### TO DO
The result should be every line of the listing that holds the word "this".

### PROVIDED MATERIAL
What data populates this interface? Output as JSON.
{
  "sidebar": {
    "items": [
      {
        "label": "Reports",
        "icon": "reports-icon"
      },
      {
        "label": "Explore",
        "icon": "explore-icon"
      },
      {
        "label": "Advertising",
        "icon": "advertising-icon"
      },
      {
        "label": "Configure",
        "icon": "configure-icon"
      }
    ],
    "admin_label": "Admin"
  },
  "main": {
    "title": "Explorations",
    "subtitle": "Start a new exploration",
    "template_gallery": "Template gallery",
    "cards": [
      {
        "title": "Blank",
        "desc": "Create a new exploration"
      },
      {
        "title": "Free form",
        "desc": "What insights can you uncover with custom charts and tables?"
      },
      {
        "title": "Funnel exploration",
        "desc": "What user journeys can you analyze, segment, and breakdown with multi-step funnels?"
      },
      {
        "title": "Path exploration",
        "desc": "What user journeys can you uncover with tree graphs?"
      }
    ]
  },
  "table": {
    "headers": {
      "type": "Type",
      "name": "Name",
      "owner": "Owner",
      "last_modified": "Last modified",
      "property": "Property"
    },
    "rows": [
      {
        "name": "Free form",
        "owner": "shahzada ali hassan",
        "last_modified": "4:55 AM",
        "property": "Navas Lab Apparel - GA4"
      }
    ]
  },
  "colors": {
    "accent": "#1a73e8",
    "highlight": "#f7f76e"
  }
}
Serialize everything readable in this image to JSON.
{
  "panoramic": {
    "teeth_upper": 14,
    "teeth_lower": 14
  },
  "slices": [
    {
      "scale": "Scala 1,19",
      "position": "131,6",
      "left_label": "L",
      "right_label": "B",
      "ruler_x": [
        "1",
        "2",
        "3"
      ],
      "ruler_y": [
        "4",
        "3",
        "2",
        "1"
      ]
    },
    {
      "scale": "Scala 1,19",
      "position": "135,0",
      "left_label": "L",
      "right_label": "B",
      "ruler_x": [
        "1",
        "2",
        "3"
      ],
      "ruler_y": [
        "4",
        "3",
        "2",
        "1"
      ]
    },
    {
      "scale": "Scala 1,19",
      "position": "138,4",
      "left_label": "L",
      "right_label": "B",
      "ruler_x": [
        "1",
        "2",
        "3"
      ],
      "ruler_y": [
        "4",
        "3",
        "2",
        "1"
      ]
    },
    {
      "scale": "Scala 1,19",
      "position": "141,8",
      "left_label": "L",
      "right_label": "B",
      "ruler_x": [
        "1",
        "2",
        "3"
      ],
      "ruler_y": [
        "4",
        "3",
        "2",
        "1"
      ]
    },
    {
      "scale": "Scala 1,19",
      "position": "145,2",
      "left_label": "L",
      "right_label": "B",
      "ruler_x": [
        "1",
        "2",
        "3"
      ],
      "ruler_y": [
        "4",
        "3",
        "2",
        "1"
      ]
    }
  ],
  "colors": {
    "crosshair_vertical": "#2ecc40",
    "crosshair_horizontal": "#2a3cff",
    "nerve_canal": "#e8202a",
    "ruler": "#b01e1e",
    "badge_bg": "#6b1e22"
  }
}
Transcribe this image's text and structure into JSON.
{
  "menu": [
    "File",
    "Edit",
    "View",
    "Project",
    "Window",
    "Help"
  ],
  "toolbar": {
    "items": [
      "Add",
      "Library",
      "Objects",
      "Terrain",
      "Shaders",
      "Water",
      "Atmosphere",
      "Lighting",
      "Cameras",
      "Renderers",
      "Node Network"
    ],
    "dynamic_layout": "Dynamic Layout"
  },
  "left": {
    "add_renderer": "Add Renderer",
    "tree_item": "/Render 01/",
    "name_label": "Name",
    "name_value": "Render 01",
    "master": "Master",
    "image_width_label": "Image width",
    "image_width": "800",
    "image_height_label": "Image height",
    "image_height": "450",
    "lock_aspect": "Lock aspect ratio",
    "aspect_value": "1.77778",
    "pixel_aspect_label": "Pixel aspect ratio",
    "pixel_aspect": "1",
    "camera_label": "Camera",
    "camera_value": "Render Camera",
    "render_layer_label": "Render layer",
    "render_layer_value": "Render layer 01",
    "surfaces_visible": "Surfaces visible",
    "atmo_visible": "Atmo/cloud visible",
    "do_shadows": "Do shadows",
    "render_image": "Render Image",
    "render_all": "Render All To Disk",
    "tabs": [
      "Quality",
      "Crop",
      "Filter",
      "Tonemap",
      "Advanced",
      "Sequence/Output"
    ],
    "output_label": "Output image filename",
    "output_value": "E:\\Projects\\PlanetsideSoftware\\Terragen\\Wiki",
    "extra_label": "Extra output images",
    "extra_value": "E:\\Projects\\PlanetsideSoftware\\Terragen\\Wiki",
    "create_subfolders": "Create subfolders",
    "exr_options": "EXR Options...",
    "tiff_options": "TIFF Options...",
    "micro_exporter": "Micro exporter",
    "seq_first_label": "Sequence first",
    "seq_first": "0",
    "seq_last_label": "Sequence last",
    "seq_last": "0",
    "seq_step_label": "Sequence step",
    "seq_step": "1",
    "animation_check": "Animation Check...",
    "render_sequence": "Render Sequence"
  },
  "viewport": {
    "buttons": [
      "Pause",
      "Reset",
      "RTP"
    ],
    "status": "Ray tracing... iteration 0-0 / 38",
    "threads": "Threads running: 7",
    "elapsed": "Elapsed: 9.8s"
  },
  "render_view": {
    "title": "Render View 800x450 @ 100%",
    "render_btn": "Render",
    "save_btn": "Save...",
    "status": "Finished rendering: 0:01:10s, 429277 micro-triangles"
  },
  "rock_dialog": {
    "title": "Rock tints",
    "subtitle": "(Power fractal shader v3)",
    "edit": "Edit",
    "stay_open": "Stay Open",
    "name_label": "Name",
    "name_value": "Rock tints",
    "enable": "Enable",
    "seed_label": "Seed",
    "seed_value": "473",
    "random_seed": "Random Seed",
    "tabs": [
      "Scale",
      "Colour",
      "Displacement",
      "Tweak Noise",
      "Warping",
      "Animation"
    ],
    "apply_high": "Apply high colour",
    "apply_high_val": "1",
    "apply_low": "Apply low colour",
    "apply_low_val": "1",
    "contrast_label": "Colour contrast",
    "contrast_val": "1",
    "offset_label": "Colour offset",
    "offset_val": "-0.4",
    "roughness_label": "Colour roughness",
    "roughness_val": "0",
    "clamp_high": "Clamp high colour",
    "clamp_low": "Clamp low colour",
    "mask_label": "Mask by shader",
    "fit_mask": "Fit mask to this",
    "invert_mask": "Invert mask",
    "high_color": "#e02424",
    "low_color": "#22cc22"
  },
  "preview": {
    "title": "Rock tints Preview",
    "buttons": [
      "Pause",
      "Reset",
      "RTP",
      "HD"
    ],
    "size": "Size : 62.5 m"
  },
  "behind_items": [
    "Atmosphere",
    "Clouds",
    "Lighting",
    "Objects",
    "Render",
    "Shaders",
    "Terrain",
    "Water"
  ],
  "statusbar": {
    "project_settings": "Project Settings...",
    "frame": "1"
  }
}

### EXERCISE ANSWER
What data populates this interface? Output as JSON.
Serialize everything readable in this image to JSON.
Transcribe this image's text and structure into JSON.
    "fit_mask": "Fit mask to this",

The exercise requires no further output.